Sales of items in that line have also fared well at Bashas', noted Jack Paulk, category manager of pet, paper and laundry for the Chandler, Ariz.-based chain.
He attributes Beneful's success to its clear plastic container that lets shoppers see the meal. Prices range from $1 to $1.19 per container.
“When you have an upscale product like that, it has to have a little eye appeal,” he said.
Paulk blames packaging that conceals products like Purina's Chef Michael's canine creations for less than stellar sales. But it's doubtful that premium purchases will fall off anytime soon.
A Packaged Facts' February poll of 1,668 pet owners found that only 19% of respondents agreed that they anticipated spending less on pet food/supplies in the next 12 months. Of that 19%, only 5% agreed a lot with this forecast and 14% agreed a little.
“People are going to take care of their pets and their babies first, and they'll sacrifice the extras for themselves,” noted Paulk.
At Bashas', that means purchasing pet foods like Rachael Ray's Nutrish dry food that uses natural ingredients, and donates sale proceeds to pet charities.
Del Monte's Gravy Train dog food is also selling well due to its price point, said Paulk, and shoppers are bypassing Purina ONE dry dog food, in favor of Purina's Beneful dry dog food, priced slightly lower.
“Customers tend to go to Beneful thinking there are good things about it, yet it's priced a little better than ONE,” he said. Private-label “dog food is also going gangbusters.”
Sales of many canned wet foods have fallen off a bit due to higher tin costs, but Paulk still deems the category “recession-proof.”
Part of the reason sales haven't suffered as dramatically as in other categories is because, as they cut back on sales of pet clothing and toys, shoppers aren't frequenting one-stop pet shops as often. Instead, they are seeking pet food at grocery stores, Lummis said.
“The consumer really doesn't want to shop in the pet specialty store and pay the higher prices,” said Faller.
Food Lion has successfully courted these consumers with its pet food club that awards age-specific offers for pet food to owners as they leave the checkout.
“We've seen penetration increase as a result,” said Faller, who declined to elaborate.
Food Lion shoppers are also managing costs by buying in bulk, purchasing items on promotion and trading to private labels, especially for their cats.
Later this month, the chain will expand its Home 360 pet brand items when it rolls out canned wet dog foods that benefit joint and tension, skin and coat, and digestion.

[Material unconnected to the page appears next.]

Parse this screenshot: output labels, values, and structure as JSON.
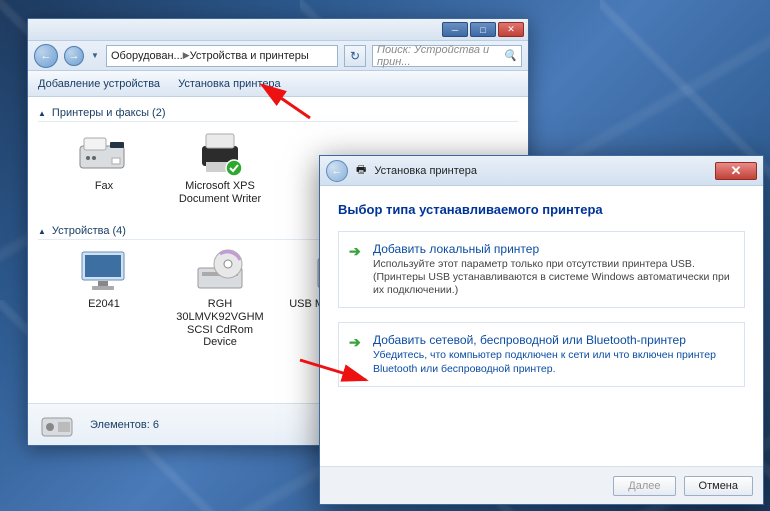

“They're definitively equivalent to the national brand, if not exceeding it,” Faller said.
|Source: Datamonitor's ProductScan Online|